How Three Railroad Pioneers Transformed Florida’s Citrus Industry
The ambitious efforts and significant contributions of three exceptional individuals – Henry Sanford, Henry Plant, and Henry Flagler – played a crucial role in the success of Florida’s citrus industry and expansive railroad network.
The first citrus shipment transported by rail in Florida is believed to have taken place in the 1880s. During this period, Florida’s citrus industry was rapidly expanding, and the introduction of railroads provided an efficient method of transporting perishable fruits to distant markets. Previously, citrus was packed into barrels with Spanish moss and transported over rivers and lakes to ports before being shipped further. Unfortunately, this often resulted in spoilage. With the emergence of rail transport, citrus could reach the market much faster and in better condition.
Sanford revolutionized the citrus industry by introducing new citrus varieties and cultivation methods, and he transformed the city of Sanford, named after him, into a hub for citrus cultivation. Under his leadership, a South Florida Railroad station was built in Sanford, which he used to import thousands of citrus trees of various varieties, establish nurseries, and distribute stock and buds to foster the development of the citrus industry. Sanford was inducted into the Florida Citrus Hall of Fame in 1976.
Plant played a pivotal role in developing Florida’s citrus industry and transportation infrastructure. His innovative ideas led to the establishment of the Plant System in 1883, which consisted of an extensive network of rail lines connecting major citrus growing regions. Recognizing Florida’s untapped potential, Plant understood that a comprehensive railway network was the key to unlocking its success. Thanks to Plant’s efforts, the transportation and trade of citrus products flourished.
Flagler’s strong belief in Florida’s growth potential led to the development of the Florida East Coast Railway, which was completed in 1912. Flagler’s ambitious railway project expanded transportation networks and facilitated access to key citrus producing regions. In addition to improving transportation and distribution, the railway also played a vital role in the establishment of new towns, thereby accelerating the growth of the citrus industry in south Florida.

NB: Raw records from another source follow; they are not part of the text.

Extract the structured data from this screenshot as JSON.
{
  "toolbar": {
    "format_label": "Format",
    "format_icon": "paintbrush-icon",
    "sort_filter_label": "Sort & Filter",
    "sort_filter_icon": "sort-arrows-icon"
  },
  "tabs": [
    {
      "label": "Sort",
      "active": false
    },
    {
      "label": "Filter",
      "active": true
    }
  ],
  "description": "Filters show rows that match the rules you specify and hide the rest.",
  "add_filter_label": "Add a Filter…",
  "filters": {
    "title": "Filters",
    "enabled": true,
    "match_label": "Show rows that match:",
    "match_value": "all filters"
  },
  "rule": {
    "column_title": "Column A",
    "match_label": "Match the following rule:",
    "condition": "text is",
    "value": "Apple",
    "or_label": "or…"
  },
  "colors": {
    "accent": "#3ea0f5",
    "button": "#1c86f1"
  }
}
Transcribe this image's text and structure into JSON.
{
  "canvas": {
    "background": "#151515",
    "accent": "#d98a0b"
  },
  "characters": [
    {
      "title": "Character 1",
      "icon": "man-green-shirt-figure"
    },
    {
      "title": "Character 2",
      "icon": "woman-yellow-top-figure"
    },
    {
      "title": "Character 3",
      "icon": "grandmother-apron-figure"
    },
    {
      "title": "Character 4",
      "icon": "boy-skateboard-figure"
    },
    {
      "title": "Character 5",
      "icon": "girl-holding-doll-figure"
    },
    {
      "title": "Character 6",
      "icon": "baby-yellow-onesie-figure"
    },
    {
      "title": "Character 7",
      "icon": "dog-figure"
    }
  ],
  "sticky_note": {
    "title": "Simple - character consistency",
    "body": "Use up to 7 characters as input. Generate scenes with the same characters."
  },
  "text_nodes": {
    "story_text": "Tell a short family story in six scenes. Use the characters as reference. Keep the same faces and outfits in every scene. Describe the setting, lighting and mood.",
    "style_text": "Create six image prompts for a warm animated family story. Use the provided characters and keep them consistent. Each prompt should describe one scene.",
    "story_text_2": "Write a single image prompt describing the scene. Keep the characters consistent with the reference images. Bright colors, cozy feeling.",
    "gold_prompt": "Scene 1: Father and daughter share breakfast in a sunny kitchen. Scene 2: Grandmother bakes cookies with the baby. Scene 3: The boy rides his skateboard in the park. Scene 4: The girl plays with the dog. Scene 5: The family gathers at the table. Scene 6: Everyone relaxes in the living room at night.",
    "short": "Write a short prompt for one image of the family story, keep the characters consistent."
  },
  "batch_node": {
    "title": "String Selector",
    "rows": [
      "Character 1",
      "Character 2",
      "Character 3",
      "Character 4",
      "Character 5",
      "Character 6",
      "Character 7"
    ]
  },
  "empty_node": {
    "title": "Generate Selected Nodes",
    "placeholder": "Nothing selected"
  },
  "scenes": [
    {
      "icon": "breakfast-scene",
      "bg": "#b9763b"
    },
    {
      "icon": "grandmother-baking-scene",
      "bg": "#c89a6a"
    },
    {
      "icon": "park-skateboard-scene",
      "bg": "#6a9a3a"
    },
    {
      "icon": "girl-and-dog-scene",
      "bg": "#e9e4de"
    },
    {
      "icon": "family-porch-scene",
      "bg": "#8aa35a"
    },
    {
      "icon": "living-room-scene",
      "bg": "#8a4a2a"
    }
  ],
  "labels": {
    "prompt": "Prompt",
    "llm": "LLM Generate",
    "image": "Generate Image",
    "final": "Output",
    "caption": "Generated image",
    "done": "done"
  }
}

The enduring legacy of these visionary pioneers continues to shape Florida’s citrus industry and transportation infrastructure. Their remarkable contributions not only have a lasting impact on Florida’s economy, but also contribute to its vibrant heritage.